The CMS public information office sent me a link to this document, which outlines the current approach. The peppy report is oddly studded with exclamation points — “The reading scores of American children have remained somewhat stagnant for over 40 years!” — and talks about how CMS is teaching children the foundations of reading, providing books that let them practice decoding words and helping them build knowledge and vocabulary as they advance.

If you read closely you’ll also find a renunciation of earlier practices: CMS no longer uses the Heinemann literacy levels and has abandoned the “three-cueing” system: “We want our students to look at every letter in the words, apply phonics knowledge, and sound words out!” Students still have small-group reading time with teacher guidance, but “we are choosing to distance ourselves from the term ‘Guided Reading” because that term is connected closely with the teaching of the Three-Cueing system which has been debunked by research.”

“We are committed to stop doing what doesn’t work and be guided by scientific research to ensure that we deliver on the promise of literacy for every CMS student,” the paper concludes.

Teacher with flashcards
Ann Doss Helms
Landy Solorzano, a student at Charlotte Early Teacher College High School, works with a student at Hickory Grove Elementary School in the spring of 2022.

Why so slow?

The obvious question is: If balanced literacy doesn’t work, why did it take so many people so long to figure it out?

The podcast notes that many parents didn’t see how their children were being taught until the pandemic forced kids to learn from home, often with mom or dad looking over their shoulder. When children struggled to read at school, some families were able to help with tutoring and supplemental material.

The podcast also touches on something I’ve learned as well: Federal dollars have long been pegged to research-based practices. But nearly everything on the market is labeled that way. And it doesn’t necessarily mean that a specific product or program has been scientifically tested and proven effective. Often it means the designers of the product looked at reading research and decided how to apply it. Not only does the company selling that product play up its benefits, but the districts and states that buy in become accomplices, hoping to justify their decisions.

I learned a lot of this in the early 2000s, covering CMS’ experience with the Open Court reading program. The district saw some early gains, and the superintendent at the time said that CMS was on the brink of solving the reading problem and closing racial gaps. And this is where things get really sticky. Because as some of you know, Open Court was a phonics-based curriculum. And CMS eventually abandoned it because the district did not see significant, lasting gains in reading proficiency.

It’s understandable that people are angry at decision-makers who pursued strategies that failed so many children. But it’s also fair to note that so far nothing has been proven to consistently teach all kids to read well. And many efforts, from public pre-kindergarten programs to various reading interventions, create test-score gains in early grades that fade later. As I recently reported, that’s been the case in Mississippi, which saw a dramatic jump in fourth-grade reading scores five years after introducing the LETRS program. But in 2022 Mississippi’s fourth graders still fared only about the same as North Carolina’s on national exams, and their eighth graders were below average.

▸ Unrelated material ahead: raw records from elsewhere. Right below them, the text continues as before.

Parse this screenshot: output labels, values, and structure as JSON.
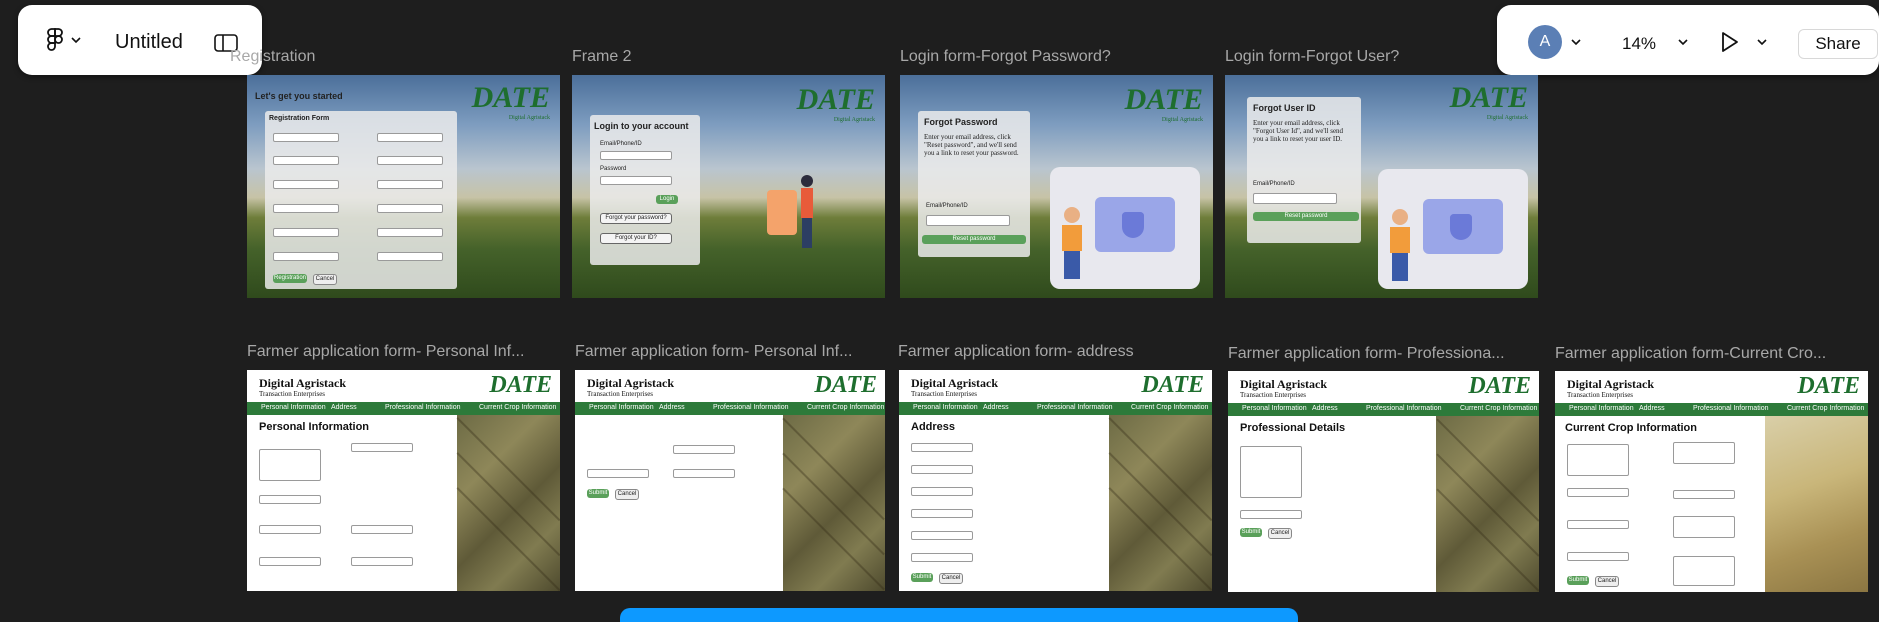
{
  "toolbar_left": {
    "file_title": "Untitled",
    "menu_icon": "figma-logo-icon",
    "chevron_icon": "chevron-down-icon",
    "sidebar_icon": "sidebar-toggle-icon"
  },
  "toolbar_right": {
    "avatar_initial": "A",
    "zoom": "14%",
    "share_label": "Share",
    "play_icon": "play-icon"
  },
  "colors": {
    "canvas": "#1e1e1e",
    "avatar": "#5b7fb5",
    "accent": "#0d99ff",
    "brand_green": "#2d7a3a"
  },
  "frames_row1": [
    {
      "label": "Registration"
    },
    {
      "label": "Frame 2"
    },
    {
      "label": "Login form-Forgot Password?"
    },
    {
      "label": "Login form-Forgot User?"
    }
  ],
  "frames_row2": [
    {
      "label": "Farmer application form- Personal Inf..."
    },
    {
      "label": "Farmer application form- Personal Inf..."
    },
    {
      "label": "Farmer application form- address"
    },
    {
      "label": "Farmer application form- Professiona..."
    },
    {
      "label": "Farmer application form-Current Cro..."
    }
  ],
  "mock": {
    "logo": "DATE",
    "logo_sub": "Digital Agristack",
    "brand_name": "Digital Agristack",
    "brand_sub": "Transaction Enterprises",
    "registration": {
      "heading": "Let's get you started",
      "card_title": "Registration Form",
      "register_btn": "Registration",
      "cancel_btn": "Cancel"
    },
    "login": {
      "title": "Login to your account",
      "email_label": "Email/Phone/ID",
      "password_label": "Password",
      "login_btn": "Login",
      "forgot_password_btn": "Forgot your password?",
      "forgot_id_btn": "Forgot your ID?"
    },
    "forgot_password": {
      "title": "Forgot Password",
      "text": "Enter your email address, click \"Reset password\", and we'll send you a link to reset your password.",
      "email_label": "Email/Phone/ID",
      "btn": "Reset password"
    },
    "forgot_user": {
      "title": "Forgot User ID",
      "text": "Enter your email address, click \"Forgot User Id\", and we'll send you a link to reset your user ID.",
      "email_label": "Email/Phone/ID",
      "btn": "Reset password"
    },
    "nav": {
      "personal": "Personal Information",
      "address": "Address",
      "professional": "Professional Information",
      "crop": "Current Crop Information"
    },
    "sections": {
      "personal": "Personal Information",
      "address": "Address",
      "professional": "Professional Details",
      "crop": "Current Crop Information"
    },
    "buttons": {
      "submit": "Submit",
      "cancel": "Cancel"
    }
  }
}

Like so many challenges in education, this seems to be a “yes and …” situation. Yes, it certainly appears that many children will benefit from explicit instruction in the mechanics of reading. AND that work needs to start early, in the homes and pre-kindergarten. AND we need to figure out how to reach older students who didn’t get that instruction early enough but still need it. AND students and parents need support in all the other aspects of life that can encourage or discourage learning.

Compared with that, listening to a four-hour podcast doesn’t seem like so much. But it’s a great way to get us all talking and thinking about what needs to happen next.

This story originally appeared in WFAE reporter Ann Doss Helms' education newsletter.

Ann Doss Helms has covered education in the Charlotte area for over 20 years, first at The Charlotte Observer and then at WFAE. Reach her at ahelms@wfae.org or 704-926-3859.